▶

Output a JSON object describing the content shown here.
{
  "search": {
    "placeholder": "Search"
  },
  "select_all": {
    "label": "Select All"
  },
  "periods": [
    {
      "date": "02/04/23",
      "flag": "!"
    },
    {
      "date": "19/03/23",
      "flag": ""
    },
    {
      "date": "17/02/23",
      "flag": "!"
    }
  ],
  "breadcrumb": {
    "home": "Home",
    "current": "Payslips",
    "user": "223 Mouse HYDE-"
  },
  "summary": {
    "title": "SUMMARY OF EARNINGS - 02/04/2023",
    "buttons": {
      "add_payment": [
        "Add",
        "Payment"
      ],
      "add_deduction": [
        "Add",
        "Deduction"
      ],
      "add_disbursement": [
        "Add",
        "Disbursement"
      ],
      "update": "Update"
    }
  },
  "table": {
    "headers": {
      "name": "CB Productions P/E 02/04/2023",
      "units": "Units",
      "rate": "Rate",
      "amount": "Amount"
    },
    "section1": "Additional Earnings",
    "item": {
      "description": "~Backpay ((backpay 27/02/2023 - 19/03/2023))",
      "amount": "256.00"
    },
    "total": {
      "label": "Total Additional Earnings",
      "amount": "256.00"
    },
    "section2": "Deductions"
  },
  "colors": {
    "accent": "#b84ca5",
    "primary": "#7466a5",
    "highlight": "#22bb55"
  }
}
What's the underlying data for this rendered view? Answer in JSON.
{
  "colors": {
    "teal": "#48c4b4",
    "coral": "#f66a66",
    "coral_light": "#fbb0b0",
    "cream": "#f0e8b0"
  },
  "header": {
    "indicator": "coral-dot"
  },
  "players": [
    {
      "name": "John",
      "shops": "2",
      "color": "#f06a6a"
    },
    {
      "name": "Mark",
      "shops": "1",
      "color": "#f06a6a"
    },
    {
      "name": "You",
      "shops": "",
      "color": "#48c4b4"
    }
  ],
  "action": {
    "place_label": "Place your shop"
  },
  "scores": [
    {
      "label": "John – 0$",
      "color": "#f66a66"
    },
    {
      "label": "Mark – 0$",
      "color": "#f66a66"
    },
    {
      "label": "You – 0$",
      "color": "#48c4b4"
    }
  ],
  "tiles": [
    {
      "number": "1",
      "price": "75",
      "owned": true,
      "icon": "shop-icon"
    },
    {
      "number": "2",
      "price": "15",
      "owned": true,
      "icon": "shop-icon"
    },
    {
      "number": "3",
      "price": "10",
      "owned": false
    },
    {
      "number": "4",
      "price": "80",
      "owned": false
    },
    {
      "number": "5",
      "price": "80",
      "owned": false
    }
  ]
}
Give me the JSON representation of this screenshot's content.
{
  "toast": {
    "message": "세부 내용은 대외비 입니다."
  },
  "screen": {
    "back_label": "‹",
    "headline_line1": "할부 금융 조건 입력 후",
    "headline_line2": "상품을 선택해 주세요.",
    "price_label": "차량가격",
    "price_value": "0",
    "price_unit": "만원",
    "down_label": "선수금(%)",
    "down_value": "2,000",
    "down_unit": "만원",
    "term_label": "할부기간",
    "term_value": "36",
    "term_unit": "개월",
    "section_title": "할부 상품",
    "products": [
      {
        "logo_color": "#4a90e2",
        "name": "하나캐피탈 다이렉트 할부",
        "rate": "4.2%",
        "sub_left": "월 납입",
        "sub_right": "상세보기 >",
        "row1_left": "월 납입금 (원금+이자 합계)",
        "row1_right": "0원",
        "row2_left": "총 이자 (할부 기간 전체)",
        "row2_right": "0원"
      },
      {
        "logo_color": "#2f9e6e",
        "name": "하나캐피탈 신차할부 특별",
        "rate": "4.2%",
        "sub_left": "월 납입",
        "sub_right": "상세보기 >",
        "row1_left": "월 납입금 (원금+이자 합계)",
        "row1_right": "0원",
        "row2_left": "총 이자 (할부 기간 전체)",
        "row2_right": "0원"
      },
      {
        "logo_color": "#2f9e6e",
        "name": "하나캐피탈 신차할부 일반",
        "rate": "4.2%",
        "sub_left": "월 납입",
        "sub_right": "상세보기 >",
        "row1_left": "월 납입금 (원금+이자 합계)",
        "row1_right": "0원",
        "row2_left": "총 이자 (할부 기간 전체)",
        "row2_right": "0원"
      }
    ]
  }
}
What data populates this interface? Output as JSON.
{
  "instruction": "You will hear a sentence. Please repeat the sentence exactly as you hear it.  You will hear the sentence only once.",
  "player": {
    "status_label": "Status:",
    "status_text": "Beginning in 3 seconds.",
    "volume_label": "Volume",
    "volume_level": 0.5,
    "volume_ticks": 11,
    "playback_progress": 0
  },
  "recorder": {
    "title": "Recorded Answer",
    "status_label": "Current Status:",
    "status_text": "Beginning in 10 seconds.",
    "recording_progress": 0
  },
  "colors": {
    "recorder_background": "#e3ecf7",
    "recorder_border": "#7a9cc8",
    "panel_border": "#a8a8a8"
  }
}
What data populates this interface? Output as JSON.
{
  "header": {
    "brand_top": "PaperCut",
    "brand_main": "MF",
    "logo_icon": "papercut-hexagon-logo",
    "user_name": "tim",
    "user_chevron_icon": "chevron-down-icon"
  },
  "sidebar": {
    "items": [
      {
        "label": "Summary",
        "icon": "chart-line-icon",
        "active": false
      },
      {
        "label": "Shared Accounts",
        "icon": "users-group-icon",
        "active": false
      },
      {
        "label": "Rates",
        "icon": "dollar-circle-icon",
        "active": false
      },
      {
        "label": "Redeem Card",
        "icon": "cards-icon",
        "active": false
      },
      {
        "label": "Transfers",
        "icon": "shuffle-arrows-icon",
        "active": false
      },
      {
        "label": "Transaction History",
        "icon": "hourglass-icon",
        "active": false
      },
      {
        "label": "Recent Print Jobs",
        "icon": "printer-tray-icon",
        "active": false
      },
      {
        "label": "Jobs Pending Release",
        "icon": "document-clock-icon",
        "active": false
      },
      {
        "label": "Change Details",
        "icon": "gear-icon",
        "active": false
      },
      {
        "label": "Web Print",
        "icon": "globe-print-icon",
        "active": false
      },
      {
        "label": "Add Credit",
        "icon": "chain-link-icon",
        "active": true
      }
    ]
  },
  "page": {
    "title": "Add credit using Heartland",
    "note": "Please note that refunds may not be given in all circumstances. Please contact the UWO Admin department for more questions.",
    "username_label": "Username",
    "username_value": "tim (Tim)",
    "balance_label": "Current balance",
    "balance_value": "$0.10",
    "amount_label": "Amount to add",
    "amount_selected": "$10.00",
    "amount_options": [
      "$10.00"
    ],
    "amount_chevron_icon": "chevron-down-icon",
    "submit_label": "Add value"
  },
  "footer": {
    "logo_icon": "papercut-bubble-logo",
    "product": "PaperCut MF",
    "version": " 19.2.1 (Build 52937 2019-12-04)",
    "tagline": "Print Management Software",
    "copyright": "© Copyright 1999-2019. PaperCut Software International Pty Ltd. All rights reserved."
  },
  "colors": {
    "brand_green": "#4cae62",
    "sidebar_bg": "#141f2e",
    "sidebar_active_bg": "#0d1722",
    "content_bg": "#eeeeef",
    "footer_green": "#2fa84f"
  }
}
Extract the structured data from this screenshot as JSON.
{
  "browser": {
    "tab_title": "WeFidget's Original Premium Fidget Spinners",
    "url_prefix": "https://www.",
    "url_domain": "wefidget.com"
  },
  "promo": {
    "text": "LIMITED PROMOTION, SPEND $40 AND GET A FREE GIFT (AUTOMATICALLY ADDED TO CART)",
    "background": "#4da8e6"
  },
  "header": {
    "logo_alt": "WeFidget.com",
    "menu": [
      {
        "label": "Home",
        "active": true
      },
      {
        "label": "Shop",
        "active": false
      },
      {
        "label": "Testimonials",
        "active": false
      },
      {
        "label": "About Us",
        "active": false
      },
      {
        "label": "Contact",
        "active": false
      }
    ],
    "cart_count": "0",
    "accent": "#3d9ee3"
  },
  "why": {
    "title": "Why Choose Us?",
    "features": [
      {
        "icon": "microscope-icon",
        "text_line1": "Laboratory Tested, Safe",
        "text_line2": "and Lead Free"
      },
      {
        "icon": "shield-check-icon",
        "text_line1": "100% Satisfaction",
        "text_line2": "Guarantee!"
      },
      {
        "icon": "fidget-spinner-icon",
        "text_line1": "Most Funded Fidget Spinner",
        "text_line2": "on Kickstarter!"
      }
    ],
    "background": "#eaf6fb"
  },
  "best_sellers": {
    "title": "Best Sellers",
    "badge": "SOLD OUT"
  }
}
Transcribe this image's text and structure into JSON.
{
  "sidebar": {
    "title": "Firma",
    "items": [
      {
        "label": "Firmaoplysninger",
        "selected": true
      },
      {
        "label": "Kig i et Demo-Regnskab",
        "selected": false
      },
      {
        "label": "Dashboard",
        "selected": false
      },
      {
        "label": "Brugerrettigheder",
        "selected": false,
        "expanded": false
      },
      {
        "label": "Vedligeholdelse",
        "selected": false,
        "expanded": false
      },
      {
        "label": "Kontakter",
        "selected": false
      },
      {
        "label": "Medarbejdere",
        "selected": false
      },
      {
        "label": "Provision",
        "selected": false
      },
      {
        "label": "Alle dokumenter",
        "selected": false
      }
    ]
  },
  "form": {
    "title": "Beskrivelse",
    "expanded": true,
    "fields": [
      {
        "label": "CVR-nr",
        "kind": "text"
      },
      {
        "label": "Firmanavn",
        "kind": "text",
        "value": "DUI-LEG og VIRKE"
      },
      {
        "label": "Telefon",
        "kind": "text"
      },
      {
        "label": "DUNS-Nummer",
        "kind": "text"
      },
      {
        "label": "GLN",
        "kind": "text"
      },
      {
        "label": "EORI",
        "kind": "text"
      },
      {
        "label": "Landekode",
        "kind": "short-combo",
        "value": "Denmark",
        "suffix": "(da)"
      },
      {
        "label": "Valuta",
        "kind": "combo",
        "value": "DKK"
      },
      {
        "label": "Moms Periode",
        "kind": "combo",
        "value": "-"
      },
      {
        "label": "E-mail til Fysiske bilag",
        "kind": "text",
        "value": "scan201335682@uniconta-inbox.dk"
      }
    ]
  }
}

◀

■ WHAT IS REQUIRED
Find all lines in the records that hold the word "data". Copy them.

■ SOLUTION FOR THIS TASK
What's the underlying data for this rendered view? Answer in JSON.
What data populates this interface? Output as JSON.
What data populates this interface? Output as JSON.
Extract the structured data from this screenshot as JSON.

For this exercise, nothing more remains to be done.